The FTC website says that “a monopolist may use forced buying, or ‘tie-in’ sales, to gain sales in other markets where it is not dominant and to make it more difficult for rivals in those markets to obtain sales,” and while regulations on illegal tying are apparently loosening (because of course they are), “If the seller offering the tied products has sufficient market power in the ‘tying’ product, these arrangements can violate the antitrust laws.”
Judge Gonzalez Rogers said she doesn’t seen the in-app payments as “a separate and distinct product,” however, and if that opinion holds in the final ruling it will exempt the system from antitrust regulation. She also rejected Epic’s argument that the removal of Fortnite from the App Store has caused it harm, because iOS players have plenty of other ways to get the game.

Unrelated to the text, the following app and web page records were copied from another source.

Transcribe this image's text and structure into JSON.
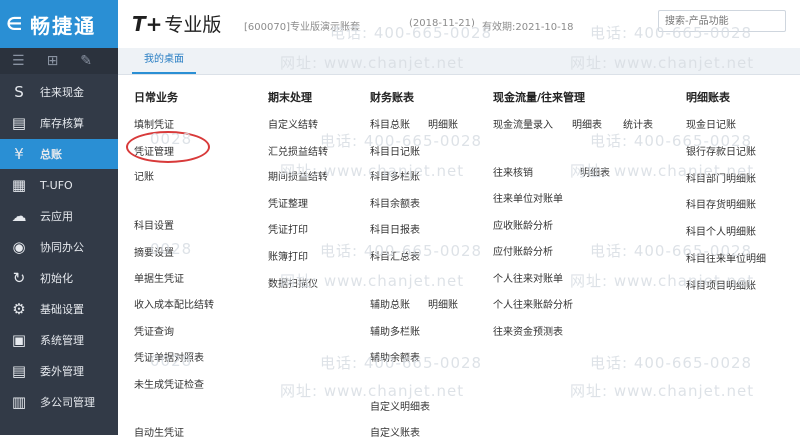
{
  "sidebar": {
    "logo": "畅捷通",
    "items": [
      {
        "label": "往来现金",
        "icon": "S"
      },
      {
        "label": "库存核算",
        "icon": "▤"
      },
      {
        "label": "总账",
        "icon": "¥"
      },
      {
        "label": "T-UFO",
        "icon": "▦"
      },
      {
        "label": "云应用",
        "icon": "☁"
      },
      {
        "label": "协同办公",
        "icon": "◉"
      },
      {
        "label": "初始化",
        "icon": "↻"
      },
      {
        "label": "基础设置",
        "icon": "⚙"
      },
      {
        "label": "系统管理",
        "icon": "▣"
      },
      {
        "label": "委外管理",
        "icon": "▤"
      },
      {
        "label": "多公司管理",
        "icon": "▥"
      }
    ]
  },
  "header": {
    "brand": "T+",
    "brand_sub": "专业版",
    "account": "[600070]专业版演示账套",
    "date": "(2018-11-21)",
    "valid": "有效期:2021-10-18",
    "search_placeholder": "搜索-产品功能"
  },
  "tab": {
    "label": "我的桌面"
  },
  "columns": [
    {
      "title": "日常业务",
      "links": [
        "填制凭证",
        "凭证管理",
        "记账",
        "科目设置",
        "摘要设置",
        "单据生凭证",
        "收入成本配比结转",
        "凭证查询",
        "凭证单据对照表",
        "未生成凭证检查",
        "自动生凭证"
      ]
    },
    {
      "title": "期末处理",
      "links": [
        "自定义结转",
        "汇兑损益结转",
        "期间损益结转",
        "凭证整理",
        "凭证打印",
        "账簿打印",
        "数据扫描仪"
      ]
    },
    {
      "title": "财务账表",
      "links": [
        "科目总账",
        "明细账",
        "科目日记账",
        "科目多栏账",
        "科目余额表",
        "科目日报表",
        "科目汇总表",
        "辅助总账",
        "明细账",
        "辅助多栏账",
        "辅助余额表",
        "自定义明细表",
        "自定义账表"
      ]
    },
    {
      "title": "现金流量/往来管理",
      "links": [
        "现金流量录入",
        "明细表",
        "统计表",
        "往来核销",
        "明细表",
        "往来单位对账单",
        "应收账龄分析",
        "应付账龄分析",
        "个人往来对账单",
        "个人往来账龄分析",
        "往来资金预测表"
      ]
    },
    {
      "title": "明细账表",
      "links": [
        "现金日记账",
        "银行存款日记账",
        "科目部门明细账",
        "科目存货明细账",
        "科目个人明细账",
        "科目往来单位明细",
        "科目项目明细账"
      ]
    }
  ],
  "watermark": {
    "phone": "电话: 400-665-0028",
    "site": "网址: www.chanjet.net",
    "code": "0028"
  }
}
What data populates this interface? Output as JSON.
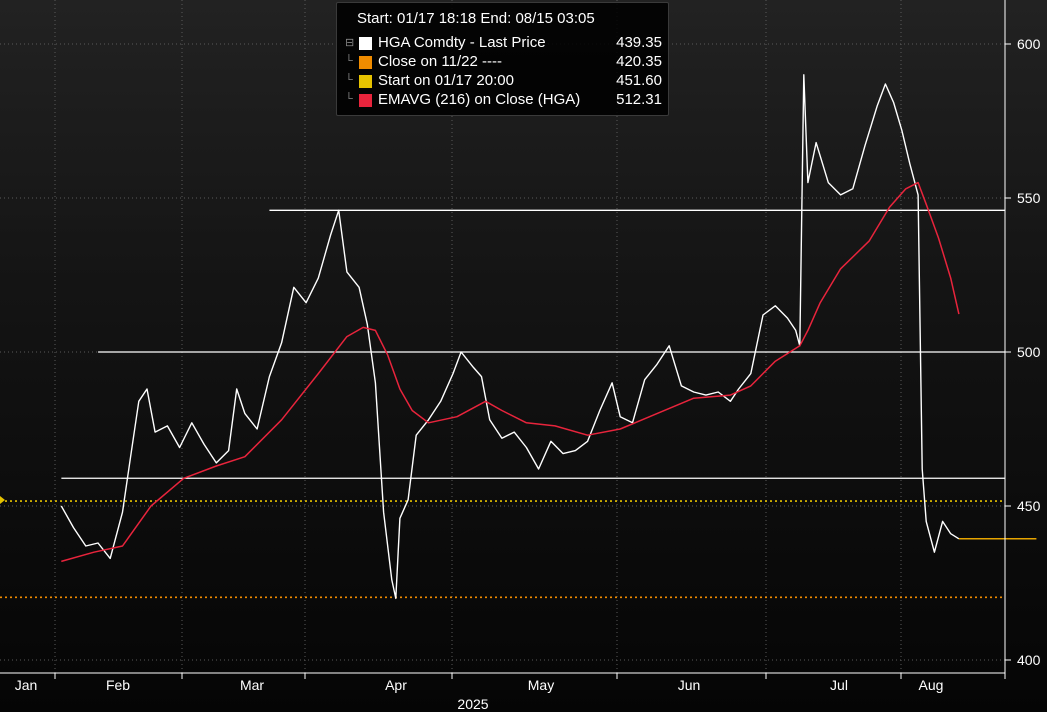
{
  "legend": {
    "header": "Start: 01/17 18:18 End: 08/15 03:05",
    "items": [
      {
        "label": "HGA Comdty - Last Price",
        "value": "439.35",
        "color": "#ffffff"
      },
      {
        "label": "Close on 11/22 ----",
        "value": "420.35",
        "color": "#f08c00"
      },
      {
        "label": "Start on 01/17 20:00",
        "value": "451.60",
        "color": "#e6c200"
      },
      {
        "label": "EMAVG (216)  on Close (HGA)",
        "value": "512.31",
        "color": "#e8243c"
      }
    ]
  },
  "chart_data": {
    "type": "line",
    "xlabel": "2025",
    "ylim": [
      400,
      600
    ],
    "y_ticks": [
      "400",
      "450",
      "500",
      "550",
      "600"
    ],
    "x_ticks": [
      "Jan",
      "Feb",
      "Mar",
      "Apr",
      "May",
      "Jun",
      "Jul",
      "Aug"
    ],
    "grid": true,
    "legend_position": "top-center",
    "reference_lines": [
      {
        "name": "Close on 11/22",
        "value": 420.35,
        "style": "dotted",
        "color": "#f08c00"
      },
      {
        "name": "Start on 01/17 20:00",
        "value": 451.6,
        "style": "dotted",
        "color": "#e6c200"
      }
    ],
    "horizontal_levels": [
      {
        "value": 546,
        "from": "Mar 10",
        "to": "end"
      },
      {
        "value": 500,
        "from": "Jan 27",
        "to": "end"
      },
      {
        "value": 459,
        "from": "Jan 18",
        "to": "end"
      }
    ],
    "series": [
      {
        "name": "HGA Comdty - Last Price",
        "color": "#ffffff",
        "points": [
          [
            "Jan 17",
            450
          ],
          [
            "Jan 20",
            443
          ],
          [
            "Jan 23",
            437
          ],
          [
            "Jan 26",
            438
          ],
          [
            "Jan 29",
            433
          ],
          [
            "Feb 1",
            448
          ],
          [
            "Feb 3",
            466
          ],
          [
            "Feb 5",
            484
          ],
          [
            "Feb 7",
            488
          ],
          [
            "Feb 9",
            474
          ],
          [
            "Feb 12",
            476
          ],
          [
            "Feb 15",
            469
          ],
          [
            "Feb 18",
            477
          ],
          [
            "Feb 21",
            470
          ],
          [
            "Feb 24",
            464
          ],
          [
            "Feb 27",
            468
          ],
          [
            "Mar 1",
            488
          ],
          [
            "Mar 3",
            480
          ],
          [
            "Mar 6",
            475
          ],
          [
            "Mar 9",
            492
          ],
          [
            "Mar 12",
            503
          ],
          [
            "Mar 15",
            521
          ],
          [
            "Mar 18",
            516
          ],
          [
            "Mar 21",
            524
          ],
          [
            "Mar 24",
            538
          ],
          [
            "Mar 26",
            546
          ],
          [
            "Mar 28",
            526
          ],
          [
            "Mar 31",
            521
          ],
          [
            "Apr 2",
            509
          ],
          [
            "Apr 4",
            490
          ],
          [
            "Apr 6",
            448
          ],
          [
            "Apr 8",
            426
          ],
          [
            "Apr 9",
            420
          ],
          [
            "Apr 10",
            446
          ],
          [
            "Apr 12",
            452
          ],
          [
            "Apr 14",
            473
          ],
          [
            "Apr 17",
            478
          ],
          [
            "Apr 20",
            484
          ],
          [
            "Apr 23",
            493
          ],
          [
            "Apr 25",
            500
          ],
          [
            "Apr 28",
            495
          ],
          [
            "Apr 30",
            492
          ],
          [
            "May 2",
            478
          ],
          [
            "May 5",
            472
          ],
          [
            "May 8",
            474
          ],
          [
            "May 11",
            469
          ],
          [
            "May 14",
            462
          ],
          [
            "May 17",
            471
          ],
          [
            "May 20",
            467
          ],
          [
            "May 23",
            468
          ],
          [
            "May 26",
            471
          ],
          [
            "May 29",
            481
          ],
          [
            "Jun 1",
            490
          ],
          [
            "Jun 3",
            479
          ],
          [
            "Jun 6",
            477
          ],
          [
            "Jun 9",
            491
          ],
          [
            "Jun 12",
            496
          ],
          [
            "Jun 15",
            502
          ],
          [
            "Jun 18",
            489
          ],
          [
            "Jun 21",
            487
          ],
          [
            "Jun 24",
            486
          ],
          [
            "Jun 27",
            487
          ],
          [
            "Jun 30",
            484
          ],
          [
            "Jul 2",
            488
          ],
          [
            "Jul 5",
            493
          ],
          [
            "Jul 8",
            512
          ],
          [
            "Jul 11",
            515
          ],
          [
            "Jul 14",
            511
          ],
          [
            "Jul 16",
            507
          ],
          [
            "Jul 17",
            502
          ],
          [
            "Jul 18",
            590
          ],
          [
            "Jul 19",
            555
          ],
          [
            "Jul 21",
            568
          ],
          [
            "Jul 24",
            555
          ],
          [
            "Jul 27",
            551
          ],
          [
            "Jul 30",
            553
          ],
          [
            "Aug 2",
            567
          ],
          [
            "Aug 5",
            580
          ],
          [
            "Aug 7",
            587
          ],
          [
            "Aug 9",
            581
          ],
          [
            "Aug 11",
            572
          ],
          [
            "Aug 13",
            561
          ],
          [
            "Aug 15",
            551
          ],
          [
            "Aug 16",
            462
          ],
          [
            "Aug 17",
            445
          ],
          [
            "Aug 19",
            435
          ],
          [
            "Aug 21",
            445
          ],
          [
            "Aug 23",
            441
          ],
          [
            "Aug 25",
            439.35
          ]
        ]
      },
      {
        "name": "EMAVG (216)  on Close (HGA)",
        "color": "#e8243c",
        "points": [
          [
            "Jan 17",
            432
          ],
          [
            "Jan 25",
            435
          ],
          [
            "Feb 1",
            437
          ],
          [
            "Feb 8",
            450
          ],
          [
            "Feb 16",
            459
          ],
          [
            "Feb 24",
            463
          ],
          [
            "Mar 3",
            466
          ],
          [
            "Mar 12",
            478
          ],
          [
            "Mar 21",
            493
          ],
          [
            "Mar 28",
            505
          ],
          [
            "Apr 1",
            508
          ],
          [
            "Apr 4",
            507
          ],
          [
            "Apr 7",
            499
          ],
          [
            "Apr 10",
            488
          ],
          [
            "Apr 13",
            481
          ],
          [
            "Apr 17",
            477
          ],
          [
            "Apr 24",
            479
          ],
          [
            "May 1",
            484
          ],
          [
            "May 5",
            481
          ],
          [
            "May 11",
            477
          ],
          [
            "May 18",
            476
          ],
          [
            "May 26",
            473
          ],
          [
            "Jun 3",
            475
          ],
          [
            "Jun 12",
            480
          ],
          [
            "Jun 21",
            485
          ],
          [
            "Jun 30",
            486
          ],
          [
            "Jul 5",
            489
          ],
          [
            "Jul 11",
            497
          ],
          [
            "Jul 17",
            502
          ],
          [
            "Jul 19",
            507
          ],
          [
            "Jul 22",
            516
          ],
          [
            "Jul 27",
            527
          ],
          [
            "Aug 3",
            536
          ],
          [
            "Aug 8",
            547
          ],
          [
            "Aug 12",
            553
          ],
          [
            "Aug 15",
            555
          ],
          [
            "Aug 17",
            548
          ],
          [
            "Aug 20",
            537
          ],
          [
            "Aug 23",
            524
          ],
          [
            "Aug 25",
            512.31
          ]
        ]
      },
      {
        "name": "Last Price level",
        "color": "#e6a400",
        "points": [
          [
            "Aug 25",
            439.35
          ],
          [
            "Sep 13",
            439.35
          ]
        ]
      }
    ]
  }
}
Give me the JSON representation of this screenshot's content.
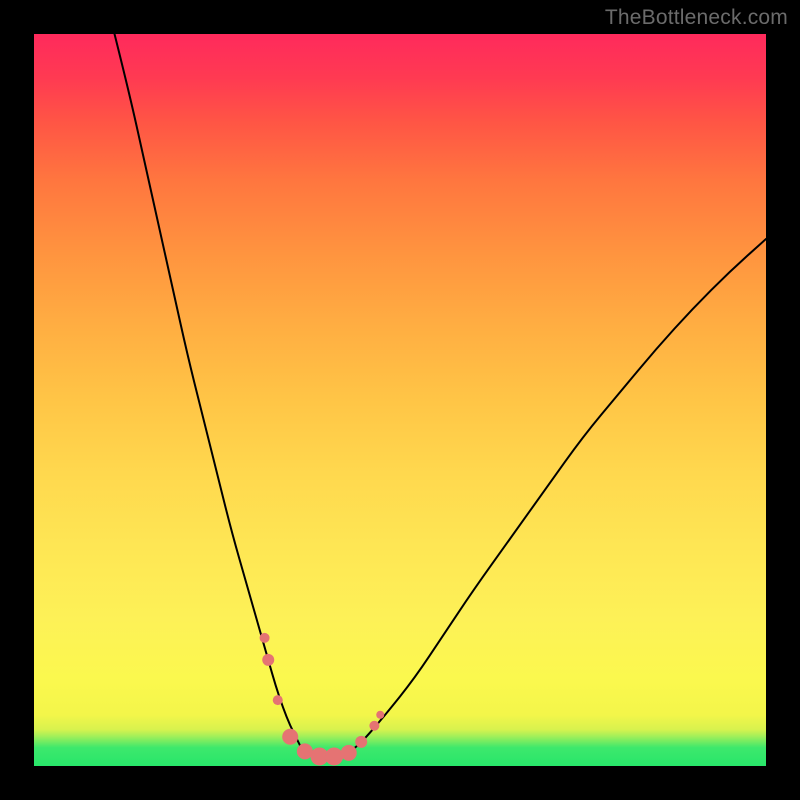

“Walled gardens have existed for decades,” the judge said. “Nintendo has had a walled garden. Sony has had a walled garden. Microsoft has had a walled garden. What Apple’s doing is not much different… It’s hard to ignore the economics of the industry, which is what you’re asking me to do.”
CNN reporter Brian Fung was blunt in his assessment of the hearing as it unfolded.
This is a brutal hearing for Epic. The judge is very skeptical.September 28, 2020
Apple, meanwhile, characterized Epic CEO Tim Sweeney as “the Pied Piper of other developers,” saying that he wants them to “cheat, breach [their] agreement, [and] sneak in software to bypass app review.”
It’s not a loss for Epic, but it’s not a rolling start either, and however the decision on Epic’s request for an injunction works out, the judge doesn’t appear to be in any hurry to render it, as she gave no time frame on when it might be delivered. She also said that she’d prefer the actual lawsuit to be tried in front of a jury, and warned that because of her schedule, the case likely won’t go to trial until July 2021.
I’ve reached out to Epic for comment and will update if I receive a reply.